··· DATA RECORDS

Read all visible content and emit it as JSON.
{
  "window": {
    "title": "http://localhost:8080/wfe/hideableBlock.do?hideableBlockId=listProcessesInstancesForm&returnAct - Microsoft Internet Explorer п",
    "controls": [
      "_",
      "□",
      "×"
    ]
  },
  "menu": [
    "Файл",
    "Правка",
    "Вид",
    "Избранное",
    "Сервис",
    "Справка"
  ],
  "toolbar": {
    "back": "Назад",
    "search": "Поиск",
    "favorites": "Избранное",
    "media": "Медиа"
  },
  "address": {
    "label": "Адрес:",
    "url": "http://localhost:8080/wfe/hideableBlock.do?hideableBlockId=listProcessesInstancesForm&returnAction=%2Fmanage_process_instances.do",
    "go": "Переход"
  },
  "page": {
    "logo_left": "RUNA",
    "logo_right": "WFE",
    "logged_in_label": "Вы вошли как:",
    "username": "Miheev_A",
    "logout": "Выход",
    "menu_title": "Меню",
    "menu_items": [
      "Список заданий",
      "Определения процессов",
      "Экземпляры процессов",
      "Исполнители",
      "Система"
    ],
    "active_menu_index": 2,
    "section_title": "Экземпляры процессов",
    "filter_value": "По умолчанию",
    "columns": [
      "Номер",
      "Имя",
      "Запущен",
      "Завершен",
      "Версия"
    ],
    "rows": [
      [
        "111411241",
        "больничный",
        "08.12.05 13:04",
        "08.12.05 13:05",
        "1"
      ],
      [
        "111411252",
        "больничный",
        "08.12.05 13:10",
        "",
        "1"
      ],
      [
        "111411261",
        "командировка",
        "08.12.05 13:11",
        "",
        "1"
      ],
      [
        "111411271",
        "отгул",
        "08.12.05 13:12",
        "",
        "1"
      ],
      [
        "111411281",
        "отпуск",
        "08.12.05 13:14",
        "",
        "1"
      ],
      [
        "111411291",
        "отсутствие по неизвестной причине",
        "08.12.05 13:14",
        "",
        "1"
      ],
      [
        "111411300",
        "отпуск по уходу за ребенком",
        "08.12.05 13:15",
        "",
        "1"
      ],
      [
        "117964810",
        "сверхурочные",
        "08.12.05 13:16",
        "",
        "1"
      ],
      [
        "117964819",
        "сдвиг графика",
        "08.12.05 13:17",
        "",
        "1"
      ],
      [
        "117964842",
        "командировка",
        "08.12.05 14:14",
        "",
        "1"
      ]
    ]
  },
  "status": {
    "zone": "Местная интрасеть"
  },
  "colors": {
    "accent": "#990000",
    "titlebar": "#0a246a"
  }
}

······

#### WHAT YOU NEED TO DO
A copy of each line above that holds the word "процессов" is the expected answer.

#### RESPONSE
      "Определения процессов",
      "Экземпляры процессов",
    "section_title": "Экземпляры процессов",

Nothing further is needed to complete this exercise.